More than 100 were killed by Luftwaffe air raids that flattened the Spitfire factory in Southampton 70 years ago this month. 

But despite the loss of their colleagues and the destruction of the city’s Supermarine workshops, employees found alternative sites within weeks and began producing aircraft around the clock. 

Furniture stores, garages, and even a bus depot were commandeered to allow more fighters to be built as the aerial battle with Germany intensified. 

The bravery of both the workers and the RAF pilots is told in The South Coast Trail, a BBC programme examining the role of Southampton and neighbouring areas to the cross-Channel aerial conflict. 

It also coincides with a campaign, backed by the Sunday Telegraph, for a national memorial to the Spitfire in the city where it was designed and first built.


Bill Bull was an 18-year-old sheet metal worker at Supermarine when bomb raids flattened the factory, in the Woolston area, on 24 and 26 September 1940. 

The 88-year-old, who still lives a short distance from the site, said: “I am lucky to be alive, lots of my mates were killed. The sirens went and we just sauntered across to the shelter and had a game of cards. 

“Then we heard the aeroplane engines. I was the one nearest the door so I looked out and I saw Swastikas so shouted ‘get down quick boys!’ We laid on the floor of the shelter with the bombs crashing down around us. 

Part built Spitfires in factory
Women working on a Spitfire
Black and white picture of men standing around a spitfire

“The concrete cracked under out stomachs as we lay there. After the planes had gone we began digging the injured out, and bodies.” 

About one quarter of all the workers were killed. But despite the loss of life, production was quickly moved to 28 other sites around Southampton as well as Reading, Hungerford, Newbury, Salisbury and Winchester.

A bus depot in Salisbury was one of seven factories where wings and fuselages were built Mr Bull said: “We worked flat out, we knew we had to. The Germans were flying over us every day. 

“We could see what was happening in the skies over our head and how important it was to keep building the planes.” 

Don Smith, 84, helped build Spitfires in a requisitioned metal works and returned to the building as part of the documentary.

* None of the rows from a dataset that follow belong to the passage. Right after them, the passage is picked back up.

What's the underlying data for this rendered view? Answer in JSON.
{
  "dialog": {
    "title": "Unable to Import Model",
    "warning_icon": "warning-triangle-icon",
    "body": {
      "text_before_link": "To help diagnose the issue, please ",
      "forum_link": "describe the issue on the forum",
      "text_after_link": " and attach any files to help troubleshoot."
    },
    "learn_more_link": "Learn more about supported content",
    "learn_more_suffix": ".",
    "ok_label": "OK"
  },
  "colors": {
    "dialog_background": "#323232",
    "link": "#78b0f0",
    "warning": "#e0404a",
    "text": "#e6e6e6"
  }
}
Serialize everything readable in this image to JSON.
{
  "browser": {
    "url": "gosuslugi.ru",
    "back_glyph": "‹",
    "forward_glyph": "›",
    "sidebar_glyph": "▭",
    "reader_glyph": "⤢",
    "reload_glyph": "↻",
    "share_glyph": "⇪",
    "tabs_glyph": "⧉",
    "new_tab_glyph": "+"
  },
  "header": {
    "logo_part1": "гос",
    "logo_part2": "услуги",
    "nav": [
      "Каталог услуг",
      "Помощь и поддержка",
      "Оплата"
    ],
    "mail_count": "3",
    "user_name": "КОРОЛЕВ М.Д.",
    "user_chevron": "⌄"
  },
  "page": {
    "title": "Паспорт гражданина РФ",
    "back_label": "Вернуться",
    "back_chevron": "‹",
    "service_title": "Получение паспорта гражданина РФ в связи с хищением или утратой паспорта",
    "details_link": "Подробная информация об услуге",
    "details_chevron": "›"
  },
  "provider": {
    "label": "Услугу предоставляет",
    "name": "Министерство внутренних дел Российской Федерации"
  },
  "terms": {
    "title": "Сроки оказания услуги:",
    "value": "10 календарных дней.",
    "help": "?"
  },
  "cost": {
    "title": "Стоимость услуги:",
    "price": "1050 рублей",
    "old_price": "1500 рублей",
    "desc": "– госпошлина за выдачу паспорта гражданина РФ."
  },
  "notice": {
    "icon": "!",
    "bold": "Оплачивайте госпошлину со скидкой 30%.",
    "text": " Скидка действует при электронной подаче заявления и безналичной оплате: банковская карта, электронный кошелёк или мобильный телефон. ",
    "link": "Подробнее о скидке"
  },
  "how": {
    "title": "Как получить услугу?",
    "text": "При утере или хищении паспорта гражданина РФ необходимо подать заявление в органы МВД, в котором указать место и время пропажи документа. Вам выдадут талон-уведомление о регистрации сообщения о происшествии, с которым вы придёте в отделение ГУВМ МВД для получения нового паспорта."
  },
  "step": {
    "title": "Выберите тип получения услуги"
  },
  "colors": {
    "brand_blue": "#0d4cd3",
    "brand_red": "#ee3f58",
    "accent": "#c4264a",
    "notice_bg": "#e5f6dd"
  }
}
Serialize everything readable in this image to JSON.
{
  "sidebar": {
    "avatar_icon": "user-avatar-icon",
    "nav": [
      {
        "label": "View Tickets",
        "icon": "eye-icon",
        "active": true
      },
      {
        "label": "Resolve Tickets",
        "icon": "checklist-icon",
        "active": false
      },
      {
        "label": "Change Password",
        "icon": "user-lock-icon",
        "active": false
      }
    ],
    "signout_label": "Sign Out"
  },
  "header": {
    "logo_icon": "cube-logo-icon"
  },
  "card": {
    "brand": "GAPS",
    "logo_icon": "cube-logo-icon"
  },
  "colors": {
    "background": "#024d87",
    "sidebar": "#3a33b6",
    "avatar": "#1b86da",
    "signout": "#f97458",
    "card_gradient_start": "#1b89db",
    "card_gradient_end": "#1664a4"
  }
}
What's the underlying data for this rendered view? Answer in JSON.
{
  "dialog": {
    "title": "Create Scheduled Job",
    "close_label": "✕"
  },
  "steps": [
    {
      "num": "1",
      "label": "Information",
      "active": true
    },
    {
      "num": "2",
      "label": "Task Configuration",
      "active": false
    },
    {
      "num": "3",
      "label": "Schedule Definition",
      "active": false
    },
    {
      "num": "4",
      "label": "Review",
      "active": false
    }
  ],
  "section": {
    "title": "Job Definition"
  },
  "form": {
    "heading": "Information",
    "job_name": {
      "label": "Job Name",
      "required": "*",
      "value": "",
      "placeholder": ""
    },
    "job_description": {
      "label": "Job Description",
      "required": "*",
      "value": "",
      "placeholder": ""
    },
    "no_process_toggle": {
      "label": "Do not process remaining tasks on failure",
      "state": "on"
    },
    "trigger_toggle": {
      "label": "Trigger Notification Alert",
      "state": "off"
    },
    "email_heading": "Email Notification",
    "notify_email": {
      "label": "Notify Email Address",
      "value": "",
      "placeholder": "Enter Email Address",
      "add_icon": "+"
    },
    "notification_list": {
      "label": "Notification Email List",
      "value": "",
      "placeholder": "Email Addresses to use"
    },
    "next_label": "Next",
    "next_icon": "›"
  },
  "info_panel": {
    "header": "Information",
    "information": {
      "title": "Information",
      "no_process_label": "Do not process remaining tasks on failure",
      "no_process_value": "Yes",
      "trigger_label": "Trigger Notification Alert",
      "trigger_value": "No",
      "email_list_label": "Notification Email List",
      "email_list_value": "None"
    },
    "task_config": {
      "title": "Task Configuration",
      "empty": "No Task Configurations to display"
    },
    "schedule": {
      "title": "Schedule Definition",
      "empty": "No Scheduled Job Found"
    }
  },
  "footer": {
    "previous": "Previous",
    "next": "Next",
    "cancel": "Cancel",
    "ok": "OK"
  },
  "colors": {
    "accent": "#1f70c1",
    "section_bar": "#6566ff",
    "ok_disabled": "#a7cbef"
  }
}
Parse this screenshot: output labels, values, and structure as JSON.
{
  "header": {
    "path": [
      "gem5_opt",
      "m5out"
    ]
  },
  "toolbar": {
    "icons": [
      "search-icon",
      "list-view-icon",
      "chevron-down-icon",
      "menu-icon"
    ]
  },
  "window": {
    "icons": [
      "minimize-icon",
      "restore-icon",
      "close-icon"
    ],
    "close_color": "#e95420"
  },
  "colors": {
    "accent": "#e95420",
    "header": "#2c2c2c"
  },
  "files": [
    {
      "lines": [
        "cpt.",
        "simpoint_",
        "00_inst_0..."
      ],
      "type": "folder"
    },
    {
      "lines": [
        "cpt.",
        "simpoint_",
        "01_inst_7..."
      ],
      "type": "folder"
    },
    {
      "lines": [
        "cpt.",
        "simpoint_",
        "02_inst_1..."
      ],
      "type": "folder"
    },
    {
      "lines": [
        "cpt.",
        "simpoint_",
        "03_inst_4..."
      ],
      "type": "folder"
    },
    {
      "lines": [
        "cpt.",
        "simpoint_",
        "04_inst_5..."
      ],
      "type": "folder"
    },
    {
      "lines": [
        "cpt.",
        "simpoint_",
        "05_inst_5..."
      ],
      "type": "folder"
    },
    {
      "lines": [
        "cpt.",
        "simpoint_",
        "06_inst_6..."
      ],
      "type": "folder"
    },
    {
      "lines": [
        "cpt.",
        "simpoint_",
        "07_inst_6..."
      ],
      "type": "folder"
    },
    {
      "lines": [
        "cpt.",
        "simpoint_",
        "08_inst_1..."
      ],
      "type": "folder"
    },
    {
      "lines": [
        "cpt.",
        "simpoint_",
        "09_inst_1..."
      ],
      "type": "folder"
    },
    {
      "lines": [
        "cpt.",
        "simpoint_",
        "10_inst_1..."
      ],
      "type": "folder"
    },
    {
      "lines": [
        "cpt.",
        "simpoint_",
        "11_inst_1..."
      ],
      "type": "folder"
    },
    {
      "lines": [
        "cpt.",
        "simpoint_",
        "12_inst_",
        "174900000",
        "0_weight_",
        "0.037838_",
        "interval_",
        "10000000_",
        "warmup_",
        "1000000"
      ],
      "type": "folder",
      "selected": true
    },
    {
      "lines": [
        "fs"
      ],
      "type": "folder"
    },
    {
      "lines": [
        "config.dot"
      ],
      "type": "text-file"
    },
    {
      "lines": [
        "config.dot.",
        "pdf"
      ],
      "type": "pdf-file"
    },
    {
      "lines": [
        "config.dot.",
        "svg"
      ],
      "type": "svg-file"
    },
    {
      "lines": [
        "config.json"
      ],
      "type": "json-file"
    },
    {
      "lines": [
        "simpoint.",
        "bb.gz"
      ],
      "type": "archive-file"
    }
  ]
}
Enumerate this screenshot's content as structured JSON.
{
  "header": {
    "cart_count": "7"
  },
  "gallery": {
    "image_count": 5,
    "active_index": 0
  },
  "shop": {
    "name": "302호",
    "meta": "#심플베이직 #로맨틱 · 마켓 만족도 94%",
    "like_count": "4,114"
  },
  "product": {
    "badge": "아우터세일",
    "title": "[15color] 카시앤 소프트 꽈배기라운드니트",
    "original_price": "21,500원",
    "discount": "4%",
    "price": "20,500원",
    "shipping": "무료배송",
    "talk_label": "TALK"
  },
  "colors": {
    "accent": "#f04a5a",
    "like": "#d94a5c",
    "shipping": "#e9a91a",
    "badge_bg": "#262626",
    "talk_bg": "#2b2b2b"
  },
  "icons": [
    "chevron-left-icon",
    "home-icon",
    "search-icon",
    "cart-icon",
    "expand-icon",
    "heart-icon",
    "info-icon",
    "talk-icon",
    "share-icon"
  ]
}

He said: “We felt we were part of it as we worked away. Our spirit was with the boys up there.”   Squadron Leader Alan Jones, director of Southampton’s Solent Sky museum, said “anywhere with a roof” could be turned into a Spitfire factory. 

Ariel view of spitfire factory

“It would be hard to imagine it now, having someone turn up and announce your business was being shut down and used to build Spitfires but that’s what they did and everyone just got one with it.” 

So many RAF orders were placed that production was spread to additional sites including Castle Bromwich near Birmingham, but design of the plane remained in Southampton. 

Readers of this newspaper have also contributed more than £8,500 towards a project to build a memorial to the aircraft. 

Pioneer, visionary and record breaker – Hubert Scott-Paine